**WORK TASK**
Leave the pictures aside and copy all the data exactly.

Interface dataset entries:

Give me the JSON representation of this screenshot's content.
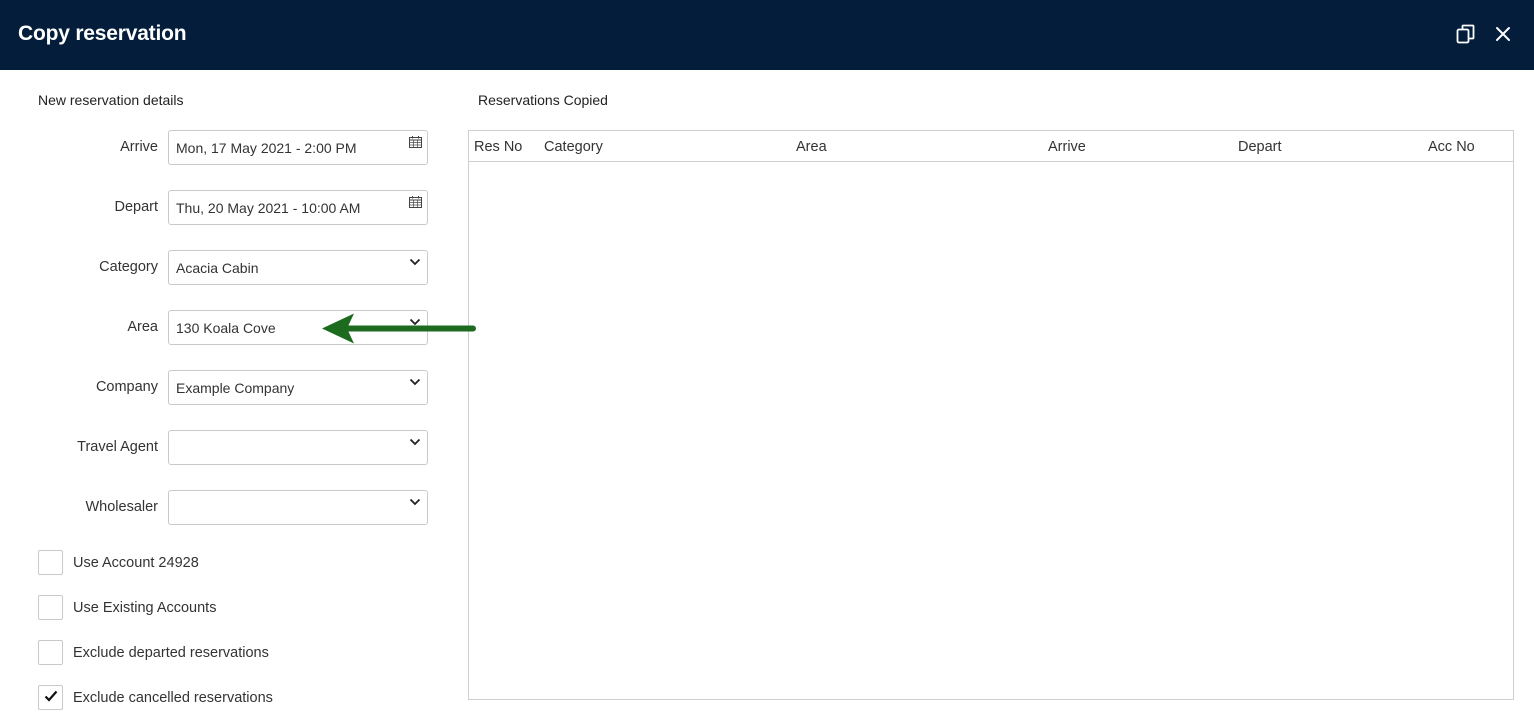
{
  "window": {
    "title": "Copy reservation",
    "icons": [
      "copy-icon",
      "close-icon"
    ]
  },
  "form": {
    "section_title": "New reservation details",
    "fields": [
      {
        "label": "Arrive",
        "value": "Mon, 17 May 2021 - 2:00 PM",
        "icon": "calendar-icon"
      },
      {
        "label": "Depart",
        "value": "Thu, 20 May 2021 - 10:00 AM",
        "icon": "calendar-icon"
      },
      {
        "label": "Category",
        "value": "Acacia Cabin",
        "icon": "chevron-down-icon"
      },
      {
        "label": "Area",
        "value": "130 Koala Cove",
        "icon": "chevron-down-icon"
      },
      {
        "label": "Company",
        "value": "Example Company",
        "icon": "chevron-down-icon"
      },
      {
        "label": "Travel Agent",
        "value": "",
        "icon": "chevron-down-icon"
      },
      {
        "label": "Wholesaler",
        "value": "",
        "icon": "chevron-down-icon"
      }
    ],
    "checkboxes": [
      {
        "label": "Use Account 24928",
        "checked": false
      },
      {
        "label": "Use Existing Accounts",
        "checked": false
      },
      {
        "label": "Exclude departed reservations",
        "checked": false
      },
      {
        "label": "Exclude cancelled reservations",
        "checked": true
      }
    ]
  },
  "copied": {
    "section_title": "Reservations Copied",
    "columns": [
      "Res No",
      "Category",
      "Area",
      "Arrive",
      "Depart",
      "Acc No"
    ],
    "rows": []
  },
  "annotation": {
    "arrow_color": "#1c6b1f"
  }
}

**RESPONSE TO THIS EXERCISE**
Give me the JSON representation of this screenshot's content.
{
  "window": {
    "title": "Copy reservation",
    "icons": [
      "copy-icon",
      "close-icon"
    ]
  },
  "form": {
    "section_title": "New reservation details",
    "fields": [
      {
        "label": "Arrive",
        "value": "Mon, 17 May 2021 - 2:00 PM",
        "icon": "calendar-icon"
      },
      {
        "label": "Depart",
        "value": "Thu, 20 May 2021 - 10:00 AM",
        "icon": "calendar-icon"
      },
      {
        "label": "Category",
        "value": "Acacia Cabin",
        "icon": "chevron-down-icon"
      },
      {
        "label": "Area",
        "value": "130 Koala Cove",
        "icon": "chevron-down-icon"
      },
      {
        "label": "Company",
        "value": "Example Company",
        "icon": "chevron-down-icon"
      },
      {
        "label": "Travel Agent",
        "value": "",
        "icon": "chevron-down-icon"
      },
      {
        "label": "Wholesaler",
        "value": "",
        "icon": "chevron-down-icon"
      }
    ],
    "checkboxes": [
      {
        "label": "Use Account 24928",
        "checked": false
      },
      {
        "label": "Use Existing Accounts",
        "checked": false
      },
      {
        "label": "Exclude departed reservations",
        "checked": false
      },
      {
        "label": "Exclude cancelled reservations",
        "checked": true
      }
    ]
  },
  "copied": {
    "section_title": "Reservations Copied",
    "columns": [
      "Res No",
      "Category",
      "Area",
      "Arrive",
      "Depart",
      "Acc No"
    ],
    "rows": []
  },
  "annotation": {
    "arrow_color": "#1c6b1f"
  }
}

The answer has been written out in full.